• **TASK STATEMENT**
Print the complete listing so that it matches the original exactly.

• **INFORMATION SUPPLIED**
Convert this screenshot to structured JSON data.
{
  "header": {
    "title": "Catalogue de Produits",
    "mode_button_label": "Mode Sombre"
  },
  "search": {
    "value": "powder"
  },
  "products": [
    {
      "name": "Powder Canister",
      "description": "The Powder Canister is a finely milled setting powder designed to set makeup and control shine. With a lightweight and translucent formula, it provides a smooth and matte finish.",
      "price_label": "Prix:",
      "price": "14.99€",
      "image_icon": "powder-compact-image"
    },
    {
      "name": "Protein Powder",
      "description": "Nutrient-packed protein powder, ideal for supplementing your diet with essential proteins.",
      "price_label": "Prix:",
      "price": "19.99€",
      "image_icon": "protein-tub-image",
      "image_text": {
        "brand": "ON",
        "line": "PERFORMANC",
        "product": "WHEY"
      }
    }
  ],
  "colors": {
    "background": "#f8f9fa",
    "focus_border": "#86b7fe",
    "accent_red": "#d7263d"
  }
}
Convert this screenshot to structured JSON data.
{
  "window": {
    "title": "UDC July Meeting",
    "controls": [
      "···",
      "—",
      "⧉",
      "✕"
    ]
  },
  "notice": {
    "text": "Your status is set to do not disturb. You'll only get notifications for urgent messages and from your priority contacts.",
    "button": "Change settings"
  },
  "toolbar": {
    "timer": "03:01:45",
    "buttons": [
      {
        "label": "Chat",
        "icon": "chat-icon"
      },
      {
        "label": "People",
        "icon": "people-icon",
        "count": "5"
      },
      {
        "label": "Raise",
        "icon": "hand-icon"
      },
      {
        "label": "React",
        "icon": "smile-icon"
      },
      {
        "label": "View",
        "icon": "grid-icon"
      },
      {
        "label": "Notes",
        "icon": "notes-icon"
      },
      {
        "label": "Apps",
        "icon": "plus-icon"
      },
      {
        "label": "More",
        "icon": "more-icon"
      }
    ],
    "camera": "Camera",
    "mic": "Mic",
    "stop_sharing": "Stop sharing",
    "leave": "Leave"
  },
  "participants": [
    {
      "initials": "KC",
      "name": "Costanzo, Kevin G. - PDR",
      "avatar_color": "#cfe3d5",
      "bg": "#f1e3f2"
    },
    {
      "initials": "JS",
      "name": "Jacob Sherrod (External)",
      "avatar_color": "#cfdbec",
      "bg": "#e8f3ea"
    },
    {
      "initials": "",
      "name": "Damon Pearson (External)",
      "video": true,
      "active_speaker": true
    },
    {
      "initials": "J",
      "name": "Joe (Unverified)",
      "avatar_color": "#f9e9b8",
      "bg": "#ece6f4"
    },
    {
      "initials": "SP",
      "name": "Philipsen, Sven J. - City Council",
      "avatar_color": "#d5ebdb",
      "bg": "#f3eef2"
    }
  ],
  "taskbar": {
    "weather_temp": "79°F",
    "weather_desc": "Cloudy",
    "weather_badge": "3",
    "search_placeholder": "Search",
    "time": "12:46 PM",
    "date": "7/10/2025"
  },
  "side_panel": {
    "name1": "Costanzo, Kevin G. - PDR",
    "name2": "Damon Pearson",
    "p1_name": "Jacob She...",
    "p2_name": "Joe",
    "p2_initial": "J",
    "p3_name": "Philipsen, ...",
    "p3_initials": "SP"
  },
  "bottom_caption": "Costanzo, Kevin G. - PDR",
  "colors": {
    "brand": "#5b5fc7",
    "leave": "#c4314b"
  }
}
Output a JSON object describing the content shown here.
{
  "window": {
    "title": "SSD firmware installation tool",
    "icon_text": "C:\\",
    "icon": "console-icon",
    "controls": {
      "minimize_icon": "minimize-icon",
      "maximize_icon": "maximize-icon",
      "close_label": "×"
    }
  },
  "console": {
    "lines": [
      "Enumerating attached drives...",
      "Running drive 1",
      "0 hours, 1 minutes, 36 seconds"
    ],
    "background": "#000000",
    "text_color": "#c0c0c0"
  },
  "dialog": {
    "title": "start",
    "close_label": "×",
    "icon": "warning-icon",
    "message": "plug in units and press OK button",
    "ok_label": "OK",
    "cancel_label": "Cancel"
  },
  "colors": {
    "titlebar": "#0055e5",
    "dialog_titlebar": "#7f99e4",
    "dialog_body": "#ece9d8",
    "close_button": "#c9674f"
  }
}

• **RESPONSE AREA**
Convert this screenshot to structured JSON data.
{
  "header": {
    "title": "Catalogue de Produits",
    "mode_button_label": "Mode Sombre"
  },
  "search": {
    "value": "powder"
  },
  "products": [
    {
      "name": "Powder Canister",
      "description": "The Powder Canister is a finely milled setting powder designed to set makeup and control shine. With a lightweight and translucent formula, it provides a smooth and matte finish.",
      "price_label": "Prix:",
      "price": "14.99€",
      "image_icon": "powder-compact-image"
    },
    {
      "name": "Protein Powder",
      "description": "Nutrient-packed protein powder, ideal for supplementing your diet with essential proteins.",
      "price_label": "Prix:",
      "price": "19.99€",
      "image_icon": "protein-tub-image",
      "image_text": {
        "brand": "ON",
        "line": "PERFORMANC",
        "product": "WHEY"
      }
    }
  ],
  "colors": {
    "background": "#f8f9fa",
    "focus_border": "#86b7fe",
    "accent_red": "#d7263d"
  }
}
Convert this screenshot to structured JSON data.
{
  "window": {
    "title": "UDC July Meeting",
    "controls": [
      "···",
      "—",
      "⧉",
      "✕"
    ]
  },
  "notice": {
    "text": "Your status is set to do not disturb. You'll only get notifications for urgent messages and from your priority contacts.",
    "button": "Change settings"
  },
  "toolbar": {
    "timer": "03:01:45",
    "buttons": [
      {
        "label": "Chat",
        "icon": "chat-icon"
      },
      {
        "label": "People",
        "icon": "people-icon",
        "count": "5"
      },
      {
        "label": "Raise",
        "icon": "hand-icon"
      },
      {
        "label": "React",
        "icon": "smile-icon"
      },
      {
        "label": "View",
        "icon": "grid-icon"
      },
      {
        "label": "Notes",
        "icon": "notes-icon"
      },
      {
        "label": "Apps",
        "icon": "plus-icon"
      },
      {
        "label": "More",
        "icon": "more-icon"
      }
    ],
    "camera": "Camera",
    "mic": "Mic",
    "stop_sharing": "Stop sharing",
    "leave": "Leave"
  },
  "participants": [
    {
      "initials": "KC",
      "name": "Costanzo, Kevin G. - PDR",
      "avatar_color": "#cfe3d5",
      "bg": "#f1e3f2"
    },
    {
      "initials": "JS",
      "name": "Jacob Sherrod (External)",
      "avatar_color": "#cfdbec",
      "bg": "#e8f3ea"
    },
    {
      "initials": "",
      "name": "Damon Pearson (External)",
      "video": true,
      "active_speaker": true
    },
    {
      "initials": "J",
      "name": "Joe (Unverified)",
      "avatar_color": "#f9e9b8",
      "bg": "#ece6f4"
    },
    {
      "initials": "SP",
      "name": "Philipsen, Sven J. - City Council",
      "avatar_color": "#d5ebdb",
      "bg": "#f3eef2"
    }
  ],
  "taskbar": {
    "weather_temp": "79°F",
    "weather_desc": "Cloudy",
    "weather_badge": "3",
    "search_placeholder": "Search",
    "time": "12:46 PM",
    "date": "7/10/2025"
  },
  "side_panel": {
    "name1": "Costanzo, Kevin G. - PDR",
    "name2": "Damon Pearson",
    "p1_name": "Jacob She...",
    "p2_name": "Joe",
    "p2_initial": "J",
    "p3_name": "Philipsen, ...",
    "p3_initials": "SP"
  },
  "bottom_caption": "Costanzo, Kevin G. - PDR",
  "colors": {
    "brand": "#5b5fc7",
    "leave": "#c4314b"
  }
}
Output a JSON object describing the content shown here.
{
  "window": {
    "title": "SSD firmware installation tool",
    "icon_text": "C:\\",
    "icon": "console-icon",
    "controls": {
      "minimize_icon": "minimize-icon",
      "maximize_icon": "maximize-icon",
      "close_label": "×"
    }
  },
  "console": {
    "lines": [
      "Enumerating attached drives...",
      "Running drive 1",
      "0 hours, 1 minutes, 36 seconds"
    ],
    "background": "#000000",
    "text_color": "#c0c0c0"
  },
  "dialog": {
    "title": "start",
    "close_label": "×",
    "icon": "warning-icon",
    "message": "plug in units and press OK button",
    "ok_label": "OK",
    "cancel_label": "Cancel"
  },
  "colors": {
    "titlebar": "#0055e5",
    "dialog_titlebar": "#7f99e4",
    "dialog_body": "#ece9d8",
    "close_button": "#c9674f"
  }
}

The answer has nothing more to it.